The next morning, after registering the car and transferring ownership in my name, I came back to look closer at the damage. The transaction was done in the dark (not something I’d recommend either) so initially, I could only see so much.
The interior was pretty gross—aside from the copious bottles of alcohol and cigarette butts littering the floorboards. In the cup holder, there was an iced coffee old enough to have evolved into some gelatinous yogurt-like substance straight out of one of the worst episodes of Hoarders. Boy howdy, the smell inside the cabin was gnarly. The trunk didn’t open either.
As you’ll recall the previous owner told me that “a sensor” was the reason the car would not start. Sure enough, the crankshaft position sensor wasn’t plugged into the engine…
…But if you look closer, you can see a huge hole in the engine block directly next to where the sensor should plug in. You can see the crankshaft, and what looks to be a connecting rod sticking out.
When the tow truck came to take the Tiburon to my garage, because I sure as hell wasn’t driving it home, a river of oil cascaded out of the hole in the crankcase and down the tow truck’s tray. The tow truck driver actually stopped for a few minutes, just to let the oil run itself out before he got the Tiburon situated on his truck.
Once I got the car on a lift, it didn’t look a whole lot better. To absolutely no one’s surprise, another gaping hole in the bottom of the engine block revealed itself.
And the passenger side ball joint was completely destroyed, too.
That brings us to the present, or at least time of this writing, at which the car is still pretty much as I found it. I have a running list of parts it’d be needing before it goes back out into the world, based upon what I could see see:
- An engine
- Four new tires
- Front brakes
- One lower control arm
- Two door handles, painted to match
Hopefully, it won’t need too much else, but we will see. Other problems don’t always present themselves until the vehicle is up and running. I’ve had too many times in the past where I’ve gotten a car running, but then other random problems make themselves known.
Here’s a preliminary, loose budget:
- Purchase price: $600
- Tax, title, registration: $78.50
- Tires: about
$250, before mounting and balancing
- Two exterior door handles: $50, for both
- Lower control arm, front brakes, timing belt and water pump kit: $218.95 (including shipping)

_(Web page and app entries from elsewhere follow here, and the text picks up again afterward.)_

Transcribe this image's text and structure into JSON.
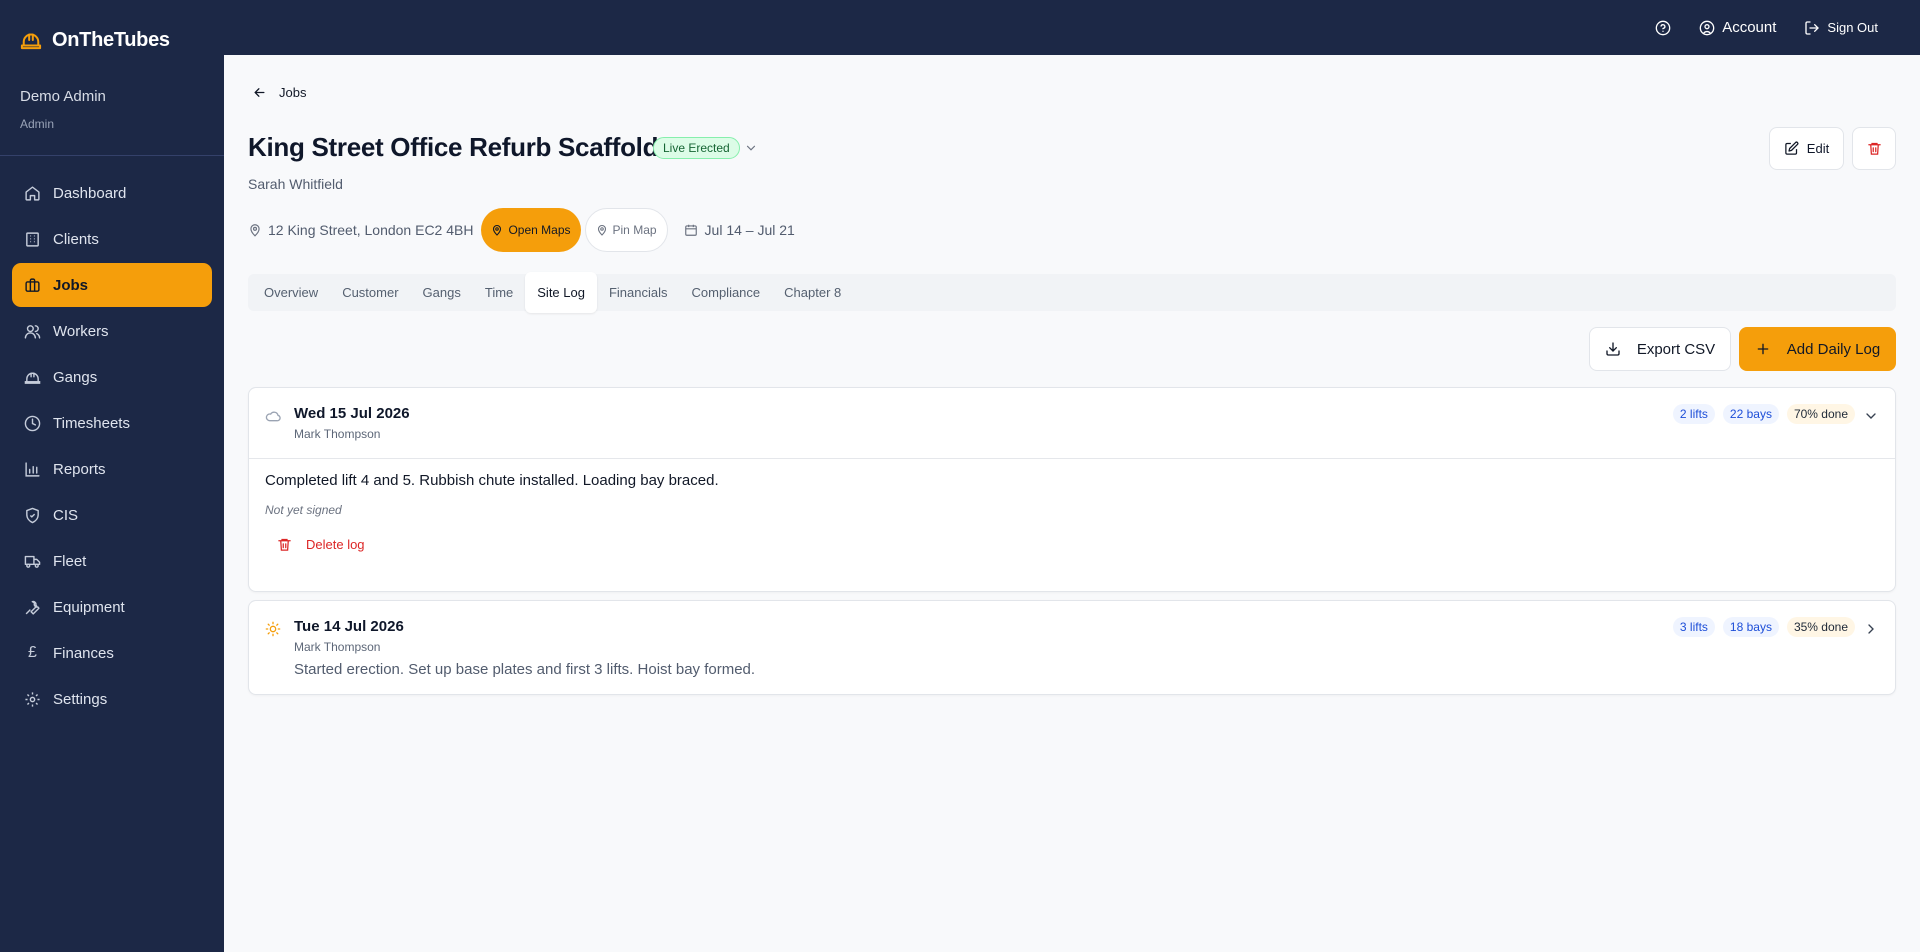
{
  "app": {
    "name": "OnTheTubes"
  },
  "topbar": {
    "account_label": "Account",
    "signout_label": "Sign Out"
  },
  "user": {
    "name": "Demo Admin",
    "role": "Admin"
  },
  "nav": [
    {
      "label": "Dashboard",
      "icon": "home-icon"
    },
    {
      "label": "Clients",
      "icon": "building-icon"
    },
    {
      "label": "Jobs",
      "icon": "briefcase-icon",
      "active": true
    },
    {
      "label": "Workers",
      "icon": "users-icon"
    },
    {
      "label": "Gangs",
      "icon": "hardhat-icon"
    },
    {
      "label": "Timesheets",
      "icon": "clock-icon"
    },
    {
      "label": "Reports",
      "icon": "bar-chart-icon"
    },
    {
      "label": "CIS",
      "icon": "shield-icon"
    },
    {
      "label": "Fleet",
      "icon": "truck-icon"
    },
    {
      "label": "Equipment",
      "icon": "wrench-icon"
    },
    {
      "label": "Finances",
      "icon": "pound-icon"
    },
    {
      "label": "Settings",
      "icon": "gear-icon"
    }
  ],
  "job": {
    "back_label": "Jobs",
    "title": "King Street Office Refurb Scaffold",
    "status": "Live Erected",
    "customer": "Sarah Whitfield",
    "address": "12 King Street, London EC2 4BH",
    "open_maps_label": "Open Maps",
    "pin_map_label": "Pin Map",
    "dates": "Jul 14 – Jul 21",
    "edit_label": "Edit"
  },
  "tabs": [
    "Overview",
    "Customer",
    "Gangs",
    "Time",
    "Site Log",
    "Financials",
    "Compliance",
    "Chapter 8"
  ],
  "active_tab": "Site Log",
  "toolbar": {
    "export_label": "Export CSV",
    "add_label": "Add Daily Log"
  },
  "logs": [
    {
      "date": "Wed 15 Jul 2026",
      "author": "Mark Thompson",
      "weather_icon": "cloud-icon",
      "lifts": "2 lifts",
      "bays": "22 bays",
      "done": "70% done",
      "expanded": true,
      "notes": "Completed lift 4 and 5. Rubbish chute installed. Loading bay braced.",
      "signed_status": "Not yet signed",
      "delete_label": "Delete log"
    },
    {
      "date": "Tue 14 Jul 2026",
      "author": "Mark Thompson",
      "weather_icon": "sun-icon",
      "lifts": "3 lifts",
      "bays": "18 bays",
      "done": "35% done",
      "expanded": false,
      "summary": "Started erection. Set up base plates and first 3 lifts. Hoist bay formed."
    }
  ],
  "colors": {
    "sidebar": "#1c2846",
    "accent": "#f59e0b",
    "status_green": "#166534",
    "danger": "#dc2626",
    "chip_blue": "#1d4ed8"
  }
}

- Engine: $400. Confirmed by the salvage yard
- Labor: about
$600. My mechanic will do the engine install, and likely the brake pads and rotors. Everything else, will be done by me. The replacement of the door handles, scraping off the ugly Plasti-Dip on the wheels and gas cap, and the interior detail will all be done by me. I don’t anticipate any other mechanical issues to come up, but if they do, I will fix them.
Total investment: About $2,200.
I’m not sure if I will repair the dent in the door, or if I’ll just touch up the missing paint and stop there. I want to make sure the car runs well before I screw around too much with time-consuming and costly cosmetic repairs.
Kelly Blue Book value of this car, a 2008 Hyundai Tiburon GS, in “Very Good” condition is in the range of $3,492 to $5,202. My goal is to get at least $4,000 for the Tiburon, which should net me around $1,800 in profit, depending on if this preliminary budget holds true. I plan to drive this car around for a few weeks, keep miles off my now-decaying 2012 Sonic with nearly double the miles as this Tiburon. I don’t plan on spending more than ten hours of labor time repairing the car, not including the labor associated with the replacement of the engine. My mechanic is very speedy, It will only take him roughly 10 to 12 hours to replace the engine, do the timing belt service, replace the lower control arm, and replace the front brake pads and rotors.
I’ve got my work cut out for me.
Kevin Williams is an author at Car Bibles, a coming-soon sister site to The Drive focusing on practical tips and DIY advice to help you get the most out of your car. Look for a freshly redesigned Car Bibles in early 2021. Meanwhile check us out on Twitter, IG, and Facebook.